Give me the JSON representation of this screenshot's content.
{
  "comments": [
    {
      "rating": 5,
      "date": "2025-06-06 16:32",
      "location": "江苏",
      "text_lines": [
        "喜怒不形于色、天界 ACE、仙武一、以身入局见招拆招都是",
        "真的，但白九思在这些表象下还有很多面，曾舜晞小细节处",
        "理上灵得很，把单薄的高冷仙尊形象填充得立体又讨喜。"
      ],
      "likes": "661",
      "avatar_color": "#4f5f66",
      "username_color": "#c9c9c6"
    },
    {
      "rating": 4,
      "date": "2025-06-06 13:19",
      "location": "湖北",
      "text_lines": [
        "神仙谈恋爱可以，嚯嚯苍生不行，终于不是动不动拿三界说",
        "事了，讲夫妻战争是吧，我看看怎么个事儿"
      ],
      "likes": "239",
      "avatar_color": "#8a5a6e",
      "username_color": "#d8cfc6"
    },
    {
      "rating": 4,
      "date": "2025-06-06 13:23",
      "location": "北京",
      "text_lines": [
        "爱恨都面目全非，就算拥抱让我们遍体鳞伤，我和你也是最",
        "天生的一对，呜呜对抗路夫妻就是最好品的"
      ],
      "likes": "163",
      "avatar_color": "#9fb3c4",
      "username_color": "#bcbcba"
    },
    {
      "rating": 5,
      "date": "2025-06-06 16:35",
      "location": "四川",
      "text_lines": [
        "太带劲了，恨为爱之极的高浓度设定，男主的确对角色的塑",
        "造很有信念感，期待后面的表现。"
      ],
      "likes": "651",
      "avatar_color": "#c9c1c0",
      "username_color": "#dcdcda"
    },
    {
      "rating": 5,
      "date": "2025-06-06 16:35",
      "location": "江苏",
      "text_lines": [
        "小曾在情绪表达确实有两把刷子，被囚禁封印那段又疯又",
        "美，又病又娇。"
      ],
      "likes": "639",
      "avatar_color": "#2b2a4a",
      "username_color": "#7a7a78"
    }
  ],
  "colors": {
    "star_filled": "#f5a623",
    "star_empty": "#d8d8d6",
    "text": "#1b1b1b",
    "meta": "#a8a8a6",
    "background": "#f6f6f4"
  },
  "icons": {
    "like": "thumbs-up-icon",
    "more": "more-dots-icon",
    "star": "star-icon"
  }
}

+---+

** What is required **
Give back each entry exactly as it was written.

** Output of the exercise **
Give me the JSON representation of this screenshot's content.
{
  "comments": [
    {
      "rating": 5,
      "date": "2025-06-06 16:32",
      "location": "江苏",
      "text_lines": [
        "喜怒不形于色、天界 ACE、仙武一、以身入局见招拆招都是",
        "真的，但白九思在这些表象下还有很多面，曾舜晞小细节处",
        "理上灵得很，把单薄的高冷仙尊形象填充得立体又讨喜。"
      ],
      "likes": "661",
      "avatar_color": "#4f5f66",
      "username_color": "#c9c9c6"
    },
    {
      "rating": 4,
      "date": "2025-06-06 13:19",
      "location": "湖北",
      "text_lines": [
        "神仙谈恋爱可以，嚯嚯苍生不行，终于不是动不动拿三界说",
        "事了，讲夫妻战争是吧，我看看怎么个事儿"
      ],
      "likes": "239",
      "avatar_color": "#8a5a6e",
      "username_color": "#d8cfc6"
    },
    {
      "rating": 4,
      "date": "2025-06-06 13:23",
      "location": "北京",
      "text_lines": [
        "爱恨都面目全非，就算拥抱让我们遍体鳞伤，我和你也是最",
        "天生的一对，呜呜对抗路夫妻就是最好品的"
      ],
      "likes": "163",
      "avatar_color": "#9fb3c4",
      "username_color": "#bcbcba"
    },
    {
      "rating": 5,
      "date": "2025-06-06 16:35",
      "location": "四川",
      "text_lines": [
        "太带劲了，恨为爱之极的高浓度设定，男主的确对角色的塑",
        "造很有信念感，期待后面的表现。"
      ],
      "likes": "651",
      "avatar_color": "#c9c1c0",
      "username_color": "#dcdcda"
    },
    {
      "rating": 5,
      "date": "2025-06-06 16:35",
      "location": "江苏",
      "text_lines": [
        "小曾在情绪表达确实有两把刷子，被囚禁封印那段又疯又",
        "美，又病又娇。"
      ],
      "likes": "639",
      "avatar_color": "#2b2a4a",
      "username_color": "#7a7a78"
    }
  ],
  "colors": {
    "star_filled": "#f5a623",
    "star_empty": "#d8d8d6",
    "text": "#1b1b1b",
    "meta": "#a8a8a6",
    "background": "#f6f6f4"
  },
  "icons": {
    "like": "thumbs-up-icon",
    "more": "more-dots-icon",
    "star": "star-icon"
  }
}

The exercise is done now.